Author Irene GARCÍA RUIZ
Director of thesis Michael Taborsky
Co-director of thesis
Summary of thesis

All major transitions in the evolution of life are characterized by the necessity of cooperation and sacrifice of constituent parts transforming into higher complexity. Conceptually, the evolution of cooperation seems to be well understood. However, critical tests of the predictions from alternative mechanisms responsible for the establishment of evolutionarily stable levels of cooperation hardly exist. For instance, the seemingly overwhelming evidence for the importance of kin selection to the evolution of altruism is almost entirely correlational. Few studies have manipulated relatedness and measured behavioural responses and corresponding fitness effects, and several have found that relatedness in fact hampers cooperative behaviour instead of promoting it, opposite to predictions from kin selection theory. The relative significance of alternative mechanisms in addition to kin selection, such as negotiation and reciprocal trading, to explain cooperation in nature is as yet unclear.


Previous work has suggested that mutual help and trading of service and commodities are important and widespread variants of cooperative interactions among animals, which can elicit high levels of evolutionary stable cooperation. A crucial parameter in reciprocal trading is the potential time delay between subsequent interactions among social partners, because this affects the perceived or true probability to receive returns for provided help.

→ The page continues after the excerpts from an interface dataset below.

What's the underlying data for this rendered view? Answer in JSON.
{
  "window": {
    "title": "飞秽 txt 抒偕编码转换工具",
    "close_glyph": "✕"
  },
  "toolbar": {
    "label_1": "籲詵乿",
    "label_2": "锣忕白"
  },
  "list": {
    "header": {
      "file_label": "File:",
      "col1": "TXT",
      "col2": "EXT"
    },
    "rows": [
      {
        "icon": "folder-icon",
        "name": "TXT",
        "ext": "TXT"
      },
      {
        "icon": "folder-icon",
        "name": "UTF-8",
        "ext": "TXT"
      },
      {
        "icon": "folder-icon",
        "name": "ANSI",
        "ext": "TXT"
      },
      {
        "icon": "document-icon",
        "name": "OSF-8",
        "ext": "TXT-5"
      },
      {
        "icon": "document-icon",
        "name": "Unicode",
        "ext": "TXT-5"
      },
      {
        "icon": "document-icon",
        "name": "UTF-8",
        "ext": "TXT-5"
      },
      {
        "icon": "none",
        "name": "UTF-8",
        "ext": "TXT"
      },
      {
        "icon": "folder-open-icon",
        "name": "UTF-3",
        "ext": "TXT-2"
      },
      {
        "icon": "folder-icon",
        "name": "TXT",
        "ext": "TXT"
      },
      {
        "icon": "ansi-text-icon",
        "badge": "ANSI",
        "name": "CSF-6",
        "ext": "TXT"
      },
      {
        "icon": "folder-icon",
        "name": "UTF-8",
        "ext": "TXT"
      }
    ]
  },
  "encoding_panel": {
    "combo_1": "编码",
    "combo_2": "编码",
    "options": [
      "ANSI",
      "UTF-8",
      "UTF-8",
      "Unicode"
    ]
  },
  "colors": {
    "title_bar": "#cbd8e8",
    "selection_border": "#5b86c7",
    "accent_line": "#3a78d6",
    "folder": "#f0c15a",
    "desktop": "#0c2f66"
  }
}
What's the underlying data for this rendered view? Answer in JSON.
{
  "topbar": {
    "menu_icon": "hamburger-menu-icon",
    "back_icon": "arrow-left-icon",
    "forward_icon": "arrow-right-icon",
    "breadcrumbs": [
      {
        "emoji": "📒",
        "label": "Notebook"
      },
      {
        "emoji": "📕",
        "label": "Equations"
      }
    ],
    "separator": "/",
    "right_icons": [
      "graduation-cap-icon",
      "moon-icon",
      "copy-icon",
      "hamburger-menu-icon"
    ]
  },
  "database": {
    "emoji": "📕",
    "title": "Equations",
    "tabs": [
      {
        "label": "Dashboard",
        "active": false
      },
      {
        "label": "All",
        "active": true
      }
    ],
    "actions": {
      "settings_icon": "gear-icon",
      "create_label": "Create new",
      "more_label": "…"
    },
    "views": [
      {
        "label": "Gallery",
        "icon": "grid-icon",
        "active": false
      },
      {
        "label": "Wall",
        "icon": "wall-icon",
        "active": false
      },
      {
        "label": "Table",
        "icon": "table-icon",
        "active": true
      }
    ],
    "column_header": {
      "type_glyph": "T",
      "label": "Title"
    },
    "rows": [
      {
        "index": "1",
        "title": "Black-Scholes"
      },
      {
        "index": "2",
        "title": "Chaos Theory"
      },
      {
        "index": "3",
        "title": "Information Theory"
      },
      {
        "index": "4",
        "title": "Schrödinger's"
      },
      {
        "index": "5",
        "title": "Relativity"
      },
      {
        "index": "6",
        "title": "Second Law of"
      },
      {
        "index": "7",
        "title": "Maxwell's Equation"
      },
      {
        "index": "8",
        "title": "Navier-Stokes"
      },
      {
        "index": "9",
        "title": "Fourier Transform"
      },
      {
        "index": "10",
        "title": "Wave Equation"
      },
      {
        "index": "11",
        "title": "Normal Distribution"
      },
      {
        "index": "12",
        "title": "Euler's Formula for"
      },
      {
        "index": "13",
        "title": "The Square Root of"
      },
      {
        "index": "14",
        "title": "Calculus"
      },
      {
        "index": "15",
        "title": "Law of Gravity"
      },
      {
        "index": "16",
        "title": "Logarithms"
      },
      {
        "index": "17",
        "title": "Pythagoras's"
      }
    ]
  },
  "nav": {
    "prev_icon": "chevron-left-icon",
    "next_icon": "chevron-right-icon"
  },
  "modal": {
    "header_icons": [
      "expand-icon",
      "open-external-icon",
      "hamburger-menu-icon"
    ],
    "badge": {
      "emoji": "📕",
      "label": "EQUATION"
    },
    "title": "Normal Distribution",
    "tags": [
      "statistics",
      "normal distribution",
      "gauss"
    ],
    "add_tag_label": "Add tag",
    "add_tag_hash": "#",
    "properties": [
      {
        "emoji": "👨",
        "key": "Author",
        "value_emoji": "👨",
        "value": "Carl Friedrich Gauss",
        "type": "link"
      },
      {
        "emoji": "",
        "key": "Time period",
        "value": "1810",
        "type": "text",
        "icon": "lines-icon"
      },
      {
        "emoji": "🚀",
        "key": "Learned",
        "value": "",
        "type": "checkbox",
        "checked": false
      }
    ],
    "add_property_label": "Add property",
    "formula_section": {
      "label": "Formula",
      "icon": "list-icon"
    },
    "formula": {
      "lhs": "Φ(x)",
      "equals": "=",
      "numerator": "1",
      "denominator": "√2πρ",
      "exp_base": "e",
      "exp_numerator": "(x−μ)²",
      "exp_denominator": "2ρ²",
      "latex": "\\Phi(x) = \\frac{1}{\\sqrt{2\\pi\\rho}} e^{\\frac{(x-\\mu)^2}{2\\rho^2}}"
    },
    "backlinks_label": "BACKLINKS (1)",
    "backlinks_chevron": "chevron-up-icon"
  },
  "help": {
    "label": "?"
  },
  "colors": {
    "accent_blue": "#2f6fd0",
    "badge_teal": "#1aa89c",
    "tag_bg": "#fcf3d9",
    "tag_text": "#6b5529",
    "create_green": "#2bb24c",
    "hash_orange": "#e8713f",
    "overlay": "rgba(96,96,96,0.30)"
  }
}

One aim of this project will be to vary the time axis of social decisions between concurrency and delays of different magnitude to span the entire range from coaction to long-term reciprocity. Another important issue is that in nature most social interactions involve some sort of asymmetry between concerned individuals, regardless whether this is sex, age, dominance status, body condition, individual quality, need, resource holding potential, reproductive status, residual reproductive value, etc. Consequently, in virtually any social interaction the involved individuals have different abilities and expectations about potential pay-offs from the interaction. The project aims to experimentally scrutinize the significance of asymmetries for the negotiation process between social partners about their respective cooperative effort, and estimate fitness effects of experimentally controlled cooperative behaviour in natural and semi-natural settings by manipulating at the same time relatedness and the negotiation rules in the model species N. pulcher, a cooperatively breeding Lake Tanganyika cichlid.


Administrative delay for the defence